Good Recruiters: They Really Do Exist!
After all has been said and done, any recruiter that helps you get a consulting gig is a good one. The problem is, you don't know which of the thousands of recruiters out there are actually going to be of value until you've spent time working with them. Here are some things I used to look for when initially contacting a recruiters.
Does the recruiter tell you about specific opportunities?
This is important because you want to filter out the recruiters that are just looking for resumes to fill their databases. Although unconfirmed, some recruiters have various quotas they need to fill such as calling a certain number of people, meeting with a certain number of people, and finding new resumes. A recruiter looking to fill quotas is wasting your time.
Does the recruiter offer feedback on your resume?
When you get feedback about your resume you know that the recruiter actually read it. There's just no other way to offer feedback. Although not getting feedback doesn't necessarily mean the recruiter hasn't read the resume. If the recruiter doesn't offer an commentary, ask for their opinion on how you can adjust your resume to better match the opportunities the recruiter is currently trying to fill.
Is the recruiter interested more in your current rate than anything else?
This behavior is indicative of information gathering rather than any real attempt to find you work. Feel free to make up a number. Or better yet, use these opportunities to see how much your worth. Start by throwing out a large number. Reduce the number on the response from the recruiter makes it sound like it's possible for you to get that amount. Then tack on another 30% since recruiters always account for their cut.
Does the recruiter want to meet you?

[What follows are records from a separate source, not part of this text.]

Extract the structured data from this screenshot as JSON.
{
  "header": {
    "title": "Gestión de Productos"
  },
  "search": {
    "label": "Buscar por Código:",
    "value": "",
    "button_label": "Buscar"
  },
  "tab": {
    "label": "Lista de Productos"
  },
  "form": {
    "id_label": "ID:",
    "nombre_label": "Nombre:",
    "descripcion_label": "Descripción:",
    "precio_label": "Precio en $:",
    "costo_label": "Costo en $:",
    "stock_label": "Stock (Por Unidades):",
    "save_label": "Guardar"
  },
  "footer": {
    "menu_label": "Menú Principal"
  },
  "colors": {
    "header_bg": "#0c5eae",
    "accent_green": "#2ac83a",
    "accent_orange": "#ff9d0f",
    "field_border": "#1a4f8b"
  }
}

An offer to meet in person can be good or bad. It's a tough call sometimes. You need to look at the other things the recruiter is doing to decide whether it's worth your time. When I started out as a consultant, I would go to any and every meeting a recruiter requested. More than half the time I was asked to fill out forms about my employment history, didn't hear about any specific jobs, and spent only a few minutes actually talking to anyone. These were wastes of time. What made things worse was that I sometimes lost billable hours while sitting in a someone's waiting room.